[Dataset entries]
#####
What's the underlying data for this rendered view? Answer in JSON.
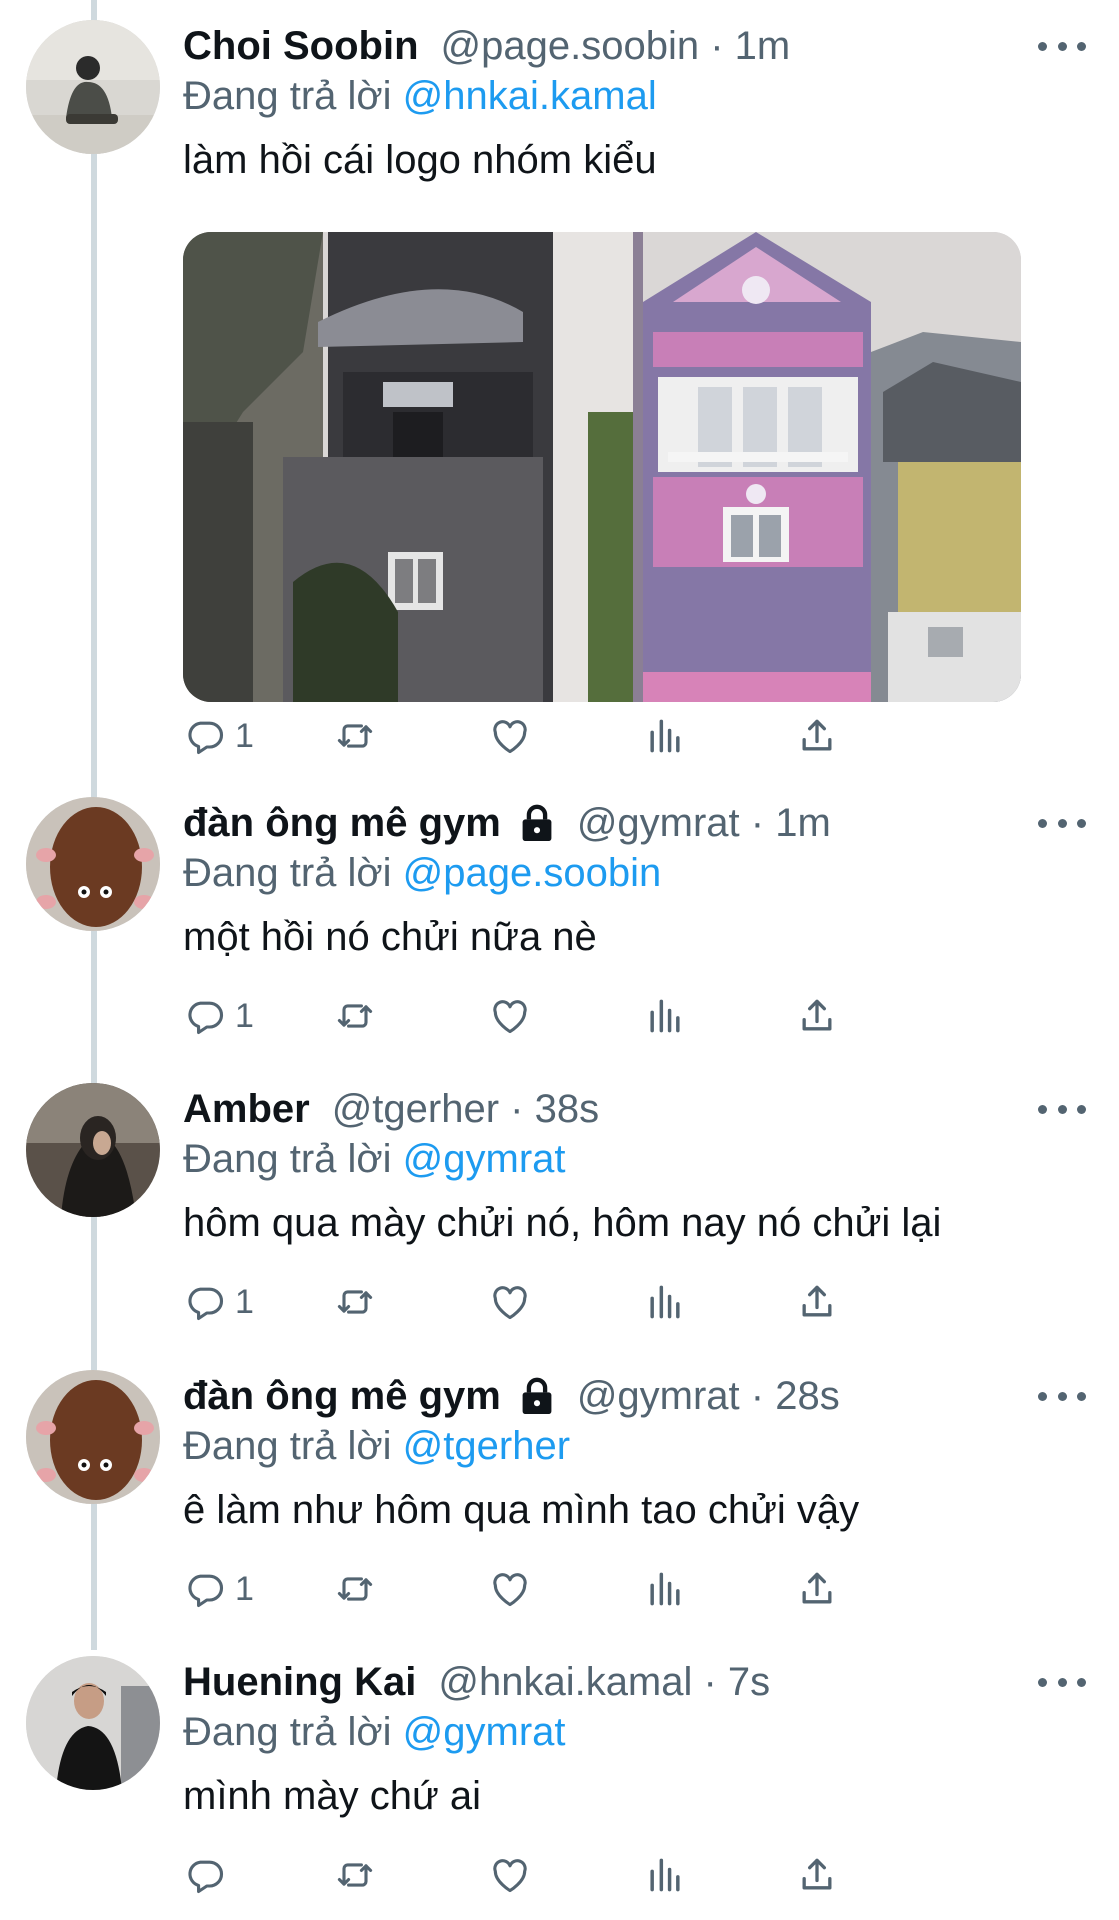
{
  "tweets": [
    {
      "name": "Choi Soobin",
      "handle_time": "@page.soobin · 1m",
      "replying_prefix": "Đang trả lời",
      "replying_to": "@hnkai.kamal",
      "text": "làm hồi cái logo nhóm kiểu",
      "reply_count": "1",
      "has_lock": false,
      "has_media": true
    },
    {
      "name": "đàn ông mê gym",
      "handle_time": "@gymrat · 1m",
      "replying_prefix": "Đang trả lời",
      "replying_to": "@page.soobin",
      "text": "một hồi nó chửi nữa nè",
      "reply_count": "1",
      "has_lock": true
    },
    {
      "name": "Amber",
      "handle_time": "@tgerher · 38s",
      "replying_prefix": "Đang trả lời",
      "replying_to": "@gymrat",
      "text": "hôm qua mày chửi nó, hôm nay nó chửi lại",
      "reply_count": "1",
      "has_lock": false
    },
    {
      "name": "đàn ông mê gym",
      "handle_time": "@gymrat · 28s",
      "replying_prefix": "Đang trả lời",
      "replying_to": "@tgerher",
      "text": "ê làm như hôm qua mình tao chửi vậy",
      "reply_count": "1",
      "has_lock": true
    },
    {
      "name": "Huening Kai",
      "handle_time": "@hnkai.kamal · 7s",
      "replying_prefix": "Đang trả lời",
      "replying_to": "@gymrat",
      "text": "mình mày chứ ai",
      "reply_count": "",
      "has_lock": false
    }
  ],
  "icons": {
    "reply": "reply-icon",
    "retweet": "retweet-icon",
    "like": "like-icon",
    "views": "views-icon",
    "share": "share-icon",
    "more": "more-icon",
    "lock": "lock-icon"
  },
  "colors": {
    "link": "#1d9bf0",
    "secondary_text": "#536471",
    "primary_text": "#0f1419",
    "thread_line": "#cfd9de"
  }
}
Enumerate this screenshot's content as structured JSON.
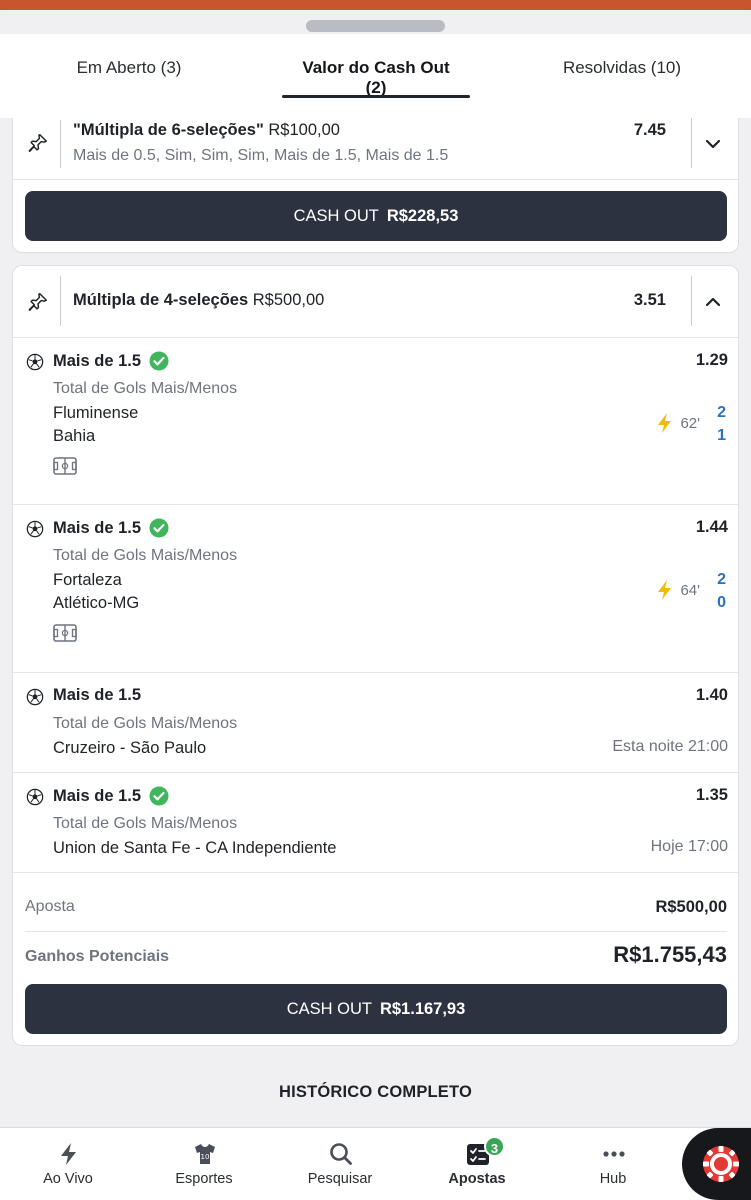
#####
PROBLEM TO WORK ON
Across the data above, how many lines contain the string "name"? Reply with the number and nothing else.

TASK RESPONSE
5